- Remove debris and sediment from drainage channels near your property. You may need to do this several times during a rainy season.
- Talk with your neighbors and family about how you will communicate during a disaster.
- Contact your Fire Protection District and attend meetings in your community.
- Stay informed through local radio, television alerts and your own observations.
- Monitor a NOAA Weather Radio (with S.A.M.E. and back up battery).
- Listen for the latest Flood Watches, Warnings and Advisories:
-WATCH indicates that life threatening flooding is possible within the designated watch area
-ADVISORY indicates that non-life threatening flooding of small streams, streets and low lying areas is occurring or is imminent.
-WARNING indicates that flash flooding or flooding has been reported or is imminent, and necessary precautions should be taken at once
Gather emergency supplies for sheltering in place at your home.

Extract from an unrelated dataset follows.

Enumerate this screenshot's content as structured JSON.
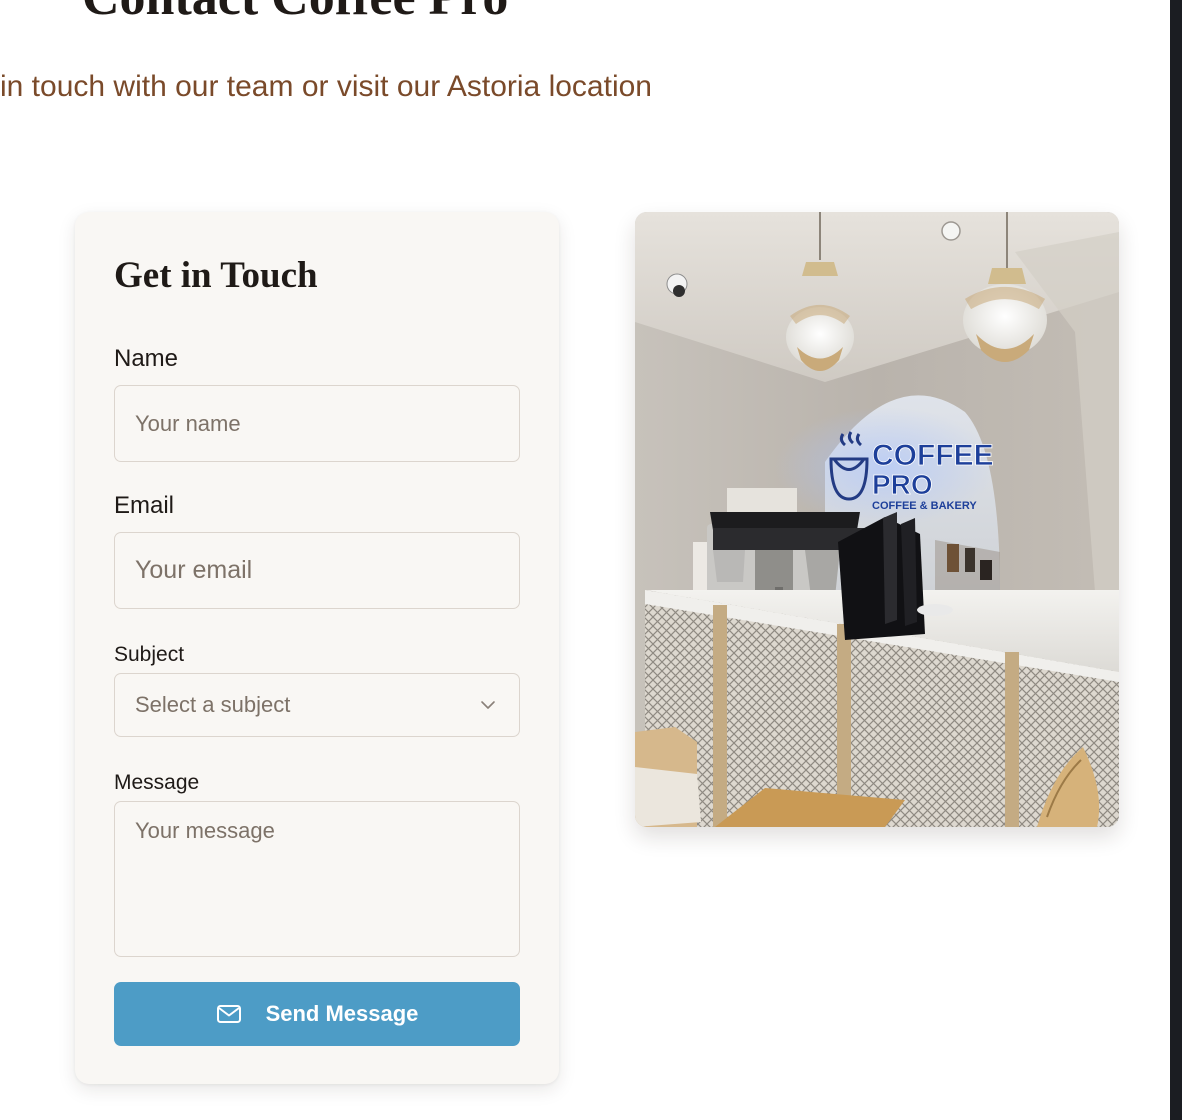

If your home is located on high ground and it is NOT in danger from debris flows, you may choose to shelter in place. Plan to be on your own without water, gas and electricity for at least three days.
-Battery powered radio and /or NOAA weather radio (with S.A.M.E. and back up battery)
-Telephone that does not require a separate electricity source (i.e. one that plugs directly into a phone jack)
-Two (2) flashlights and extra batteries -Manual can opener
-Extra Blankets -Water (1 gallon per person per day)
-Non-Perishable foods -Paper towels
-Essential medication -Plastic utensils
-Personal hygiene items -Pre-moistened towelettes
-Important papers -Pet needs (food, medications, litter, leash)
Gather emergency supplies to take with you if you need to leave quickly (also make this a car kit for items you may need if you are away from home when a flash flood or debris event occurs). Put these items in a backpack so they’ll be ready to go.
-Radio and/or portable NOAA weather radio (S.A.M.E.)
-Flashlight and extra batteries -Gloves
-First aid kit -Important papers and important phone numbers
-Necessary medications -Cellphone chargers
-Change of clothes -Blanket(s) or sleeping bag(s)
-Walking shoes -Food and water
-Rain gear -Water purification tablets
-Waterproof/windproof matches -Any personal hygiene items (dentures, glasses)
Develop an emergency plan for your family. Disasters can occur at any time – If separated, how will you and your family reunite during or after an emergency if communications systems aren’t operating?
- Plan for how you and your family will communicate during and after an emergency. Identify a meeting location in case you can’t call one another.
- In some cases, a cell phone’s text capabilities will be available even when a call cannot be connected.
- Note: Text messages also help keep cell tower congestion to a minimum, which is vital to emergency correspondence.
- Plans should address any individuals with access and functional needs, children, and pets.
- Identify multiple routes for evacuating during the disaster.
- Identify a shelter in place location in the home.
Helpful Phone Numbers:
Larimer Sheriff Non-Emergency Dispatch: 970-416-1985
Poudre Fire Authority: 970-221-6570 Loveland Fire & Rescue: 970-962-2471
Estes Park Fire: 970-577-0900 Berthoud Fire District: 970-532-2264
Loveland Police: 970-667-2151 Berthoud Police: 970-532-2611
Estes Park Police: 970-586-4000